Superrepellency is an extreme situation where liquids stay at the tops of rough surfaces, in the so-called Cassie state. Owing to the dramatic reduction of solid/liquid contact, such states lead to many applications, such as antifouling, droplet manipulation, hydrodynamic slip, and self-cleaning. However, superrepellency is often destroyed by impalement transitions triggered by environmental disturbances whereas inverse transitions are not observed without energy input. Here we show through controlled experiments the existence of a “monostable” region in the phase space of surface chemistry and roughness, where transitions from Cassie to (impaled) Wenzel states become spontaneously reversible. We establish the condition for observing monostability, which might guide further design and engineering of robust superrepellent materials.

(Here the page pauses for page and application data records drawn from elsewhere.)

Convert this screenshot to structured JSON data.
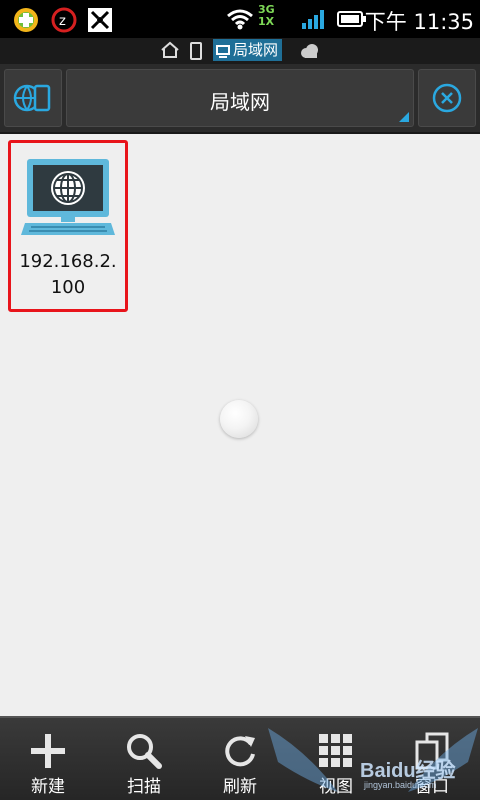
{
  "status_bar": {
    "network_top": "3G",
    "network_bottom": "1X",
    "time": "下午 11:35",
    "icons": [
      "app-icon",
      "zapya-icon",
      "cat-icon",
      "wifi-icon",
      "signal-icon",
      "battery-icon"
    ]
  },
  "breadcrumb": {
    "items": [
      "home-icon",
      "phone-icon"
    ],
    "current": "局域网",
    "trailing": "cloud-icon"
  },
  "toolbar": {
    "location_title": "局域网",
    "left_button_icon": "network-device-icon",
    "right_button_icon": "close-circle-icon",
    "accent": "#2aa8e0"
  },
  "files": [
    {
      "name": "192.168.2.100",
      "label_line1": "192.168.2.",
      "label_line2": "100",
      "icon": "lan-computer-icon",
      "selected": true,
      "highlight_color": "#e8141b"
    }
  ],
  "bottom_bar": {
    "items": [
      {
        "label": "新建",
        "icon": "plus-icon"
      },
      {
        "label": "扫描",
        "icon": "search-icon"
      },
      {
        "label": "刷新",
        "icon": "refresh-icon"
      },
      {
        "label": "视图",
        "icon": "grid-icon"
      },
      {
        "label": "窗口",
        "icon": "windows-icon"
      }
    ]
  },
  "watermark": {
    "text": "Baidu经验",
    "sub": "jingyan.baidu.com"
  }
}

Yanshen Li, David Quéré, Cunjing Lv, and Quanshui Zheng
Yanshen Li, doi: 10.1073/pnas.1614667114